What you need to do
Reply with each record repeated exactly.
*** Opening Data supplied ***
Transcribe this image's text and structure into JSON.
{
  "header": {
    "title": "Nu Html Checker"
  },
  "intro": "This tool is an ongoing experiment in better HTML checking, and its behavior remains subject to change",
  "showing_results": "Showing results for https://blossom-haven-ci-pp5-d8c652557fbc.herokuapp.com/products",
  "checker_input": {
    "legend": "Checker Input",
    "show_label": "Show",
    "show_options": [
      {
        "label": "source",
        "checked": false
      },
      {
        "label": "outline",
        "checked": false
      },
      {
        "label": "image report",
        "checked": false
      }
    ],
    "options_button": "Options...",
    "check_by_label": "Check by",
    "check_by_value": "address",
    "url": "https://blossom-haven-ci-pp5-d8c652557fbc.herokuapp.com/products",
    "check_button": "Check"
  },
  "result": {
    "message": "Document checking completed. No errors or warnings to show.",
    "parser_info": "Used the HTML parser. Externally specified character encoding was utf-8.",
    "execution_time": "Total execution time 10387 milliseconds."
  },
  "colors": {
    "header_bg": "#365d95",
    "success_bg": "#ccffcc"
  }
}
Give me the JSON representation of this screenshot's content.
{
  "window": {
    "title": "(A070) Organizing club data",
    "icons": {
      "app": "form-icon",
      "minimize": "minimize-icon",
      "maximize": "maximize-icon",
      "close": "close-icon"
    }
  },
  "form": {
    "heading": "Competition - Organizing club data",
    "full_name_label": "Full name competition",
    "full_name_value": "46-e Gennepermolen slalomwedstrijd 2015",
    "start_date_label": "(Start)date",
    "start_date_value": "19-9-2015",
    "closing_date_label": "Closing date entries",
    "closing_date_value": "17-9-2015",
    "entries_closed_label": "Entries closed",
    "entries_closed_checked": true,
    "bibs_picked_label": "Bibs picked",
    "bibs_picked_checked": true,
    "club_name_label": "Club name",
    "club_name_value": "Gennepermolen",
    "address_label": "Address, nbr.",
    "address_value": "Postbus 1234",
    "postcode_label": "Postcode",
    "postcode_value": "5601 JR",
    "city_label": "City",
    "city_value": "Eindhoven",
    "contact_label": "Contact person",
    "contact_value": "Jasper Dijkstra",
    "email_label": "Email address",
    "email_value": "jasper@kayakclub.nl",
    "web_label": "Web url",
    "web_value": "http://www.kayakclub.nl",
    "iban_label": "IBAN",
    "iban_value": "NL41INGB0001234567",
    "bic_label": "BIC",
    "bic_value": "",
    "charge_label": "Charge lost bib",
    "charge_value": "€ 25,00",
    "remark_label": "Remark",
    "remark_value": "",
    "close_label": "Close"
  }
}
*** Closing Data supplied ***
Answer for the task
Transcribe this image's text and structure into JSON.
{
  "header": {
    "title": "Nu Html Checker"
  },
  "intro": "This tool is an ongoing experiment in better HTML checking, and its behavior remains subject to change",
  "showing_results": "Showing results for https://blossom-haven-ci-pp5-d8c652557fbc.herokuapp.com/products",
  "checker_input": {
    "legend": "Checker Input",
    "show_label": "Show",
    "show_options": [
      {
        "label": "source",
        "checked": false
      },
      {
        "label": "outline",
        "checked": false
      },
      {
        "label": "image report",
        "checked": false
      }
    ],
    "options_button": "Options...",
    "check_by_label": "Check by",
    "check_by_value": "address",
    "url": "https://blossom-haven-ci-pp5-d8c652557fbc.herokuapp.com/products",
    "check_button": "Check"
  },
  "result": {
    "message": "Document checking completed. No errors or warnings to show.",
    "parser_info": "Used the HTML parser. Externally specified character encoding was utf-8.",
    "execution_time": "Total execution time 10387 milliseconds."
  },
  "colors": {
    "header_bg": "#365d95",
    "success_bg": "#ccffcc"
  }
}
Give me the JSON representation of this screenshot's content.
{
  "window": {
    "title": "(A070) Organizing club data",
    "icons": {
      "app": "form-icon",
      "minimize": "minimize-icon",
      "maximize": "maximize-icon",
      "close": "close-icon"
    }
  },
  "form": {
    "heading": "Competition - Organizing club data",
    "full_name_label": "Full name competition",
    "full_name_value": "46-e Gennepermolen slalomwedstrijd 2015",
    "start_date_label": "(Start)date",
    "start_date_value": "19-9-2015",
    "closing_date_label": "Closing date entries",
    "closing_date_value": "17-9-2015",
    "entries_closed_label": "Entries closed",
    "entries_closed_checked": true,
    "bibs_picked_label": "Bibs picked",
    "bibs_picked_checked": true,
    "club_name_label": "Club name",
    "club_name_value": "Gennepermolen",
    "address_label": "Address, nbr.",
    "address_value": "Postbus 1234",
    "postcode_label": "Postcode",
    "postcode_value": "5601 JR",
    "city_label": "City",
    "city_value": "Eindhoven",
    "contact_label": "Contact person",
    "contact_value": "Jasper Dijkstra",
    "email_label": "Email address",
    "email_value": "jasper@kayakclub.nl",
    "web_label": "Web url",
    "web_value": "http://www.kayakclub.nl",
    "iban_label": "IBAN",
    "iban_value": "NL41INGB0001234567",
    "bic_label": "BIC",
    "bic_value": "",
    "charge_label": "Charge lost bib",
    "charge_value": "€ 25,00",
    "remark_label": "Remark",
    "remark_value": "",
    "close_label": "Close"
  }
}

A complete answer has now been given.